─── DATA IN THIS EXERCISE
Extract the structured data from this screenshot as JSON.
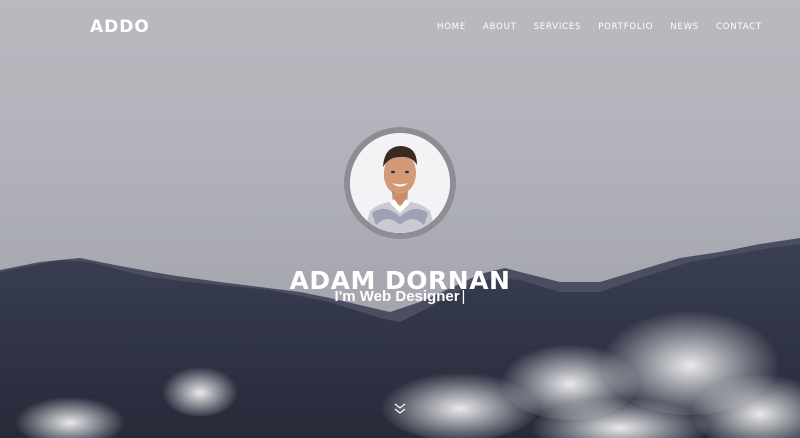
{
  "brand": {
    "logo_text": "ADDO"
  },
  "nav": {
    "items": [
      "HOME",
      "ABOUT",
      "SERVICES",
      "PORTFOLIO",
      "NEWS",
      "CONTACT"
    ]
  },
  "hero": {
    "name": "ADAM DORNAN",
    "tagline_prefix": "I'm",
    "tagline_role": "Web Designer",
    "cursor": "|",
    "scroll_icon": "chevron-double-down-icon"
  },
  "colors": {
    "sky": "#b5b6bd",
    "mountains": "#2f3445",
    "text": "#ffffff",
    "avatar_ring": "#8e8d95"
  }
}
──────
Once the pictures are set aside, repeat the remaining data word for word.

Extract the structured data from this screenshot as JSON.
{
  "brand": {
    "logo_text": "ADDO"
  },
  "nav": {
    "items": [
      "HOME",
      "ABOUT",
      "SERVICES",
      "PORTFOLIO",
      "NEWS",
      "CONTACT"
    ]
  },
  "hero": {
    "name": "ADAM DORNAN",
    "tagline_prefix": "I'm",
    "tagline_role": "Web Designer",
    "cursor": "|",
    "scroll_icon": "chevron-double-down-icon"
  },
  "colors": {
    "sky": "#b5b6bd",
    "mountains": "#2f3445",
    "text": "#ffffff",
    "avatar_ring": "#8e8d95"
  }
}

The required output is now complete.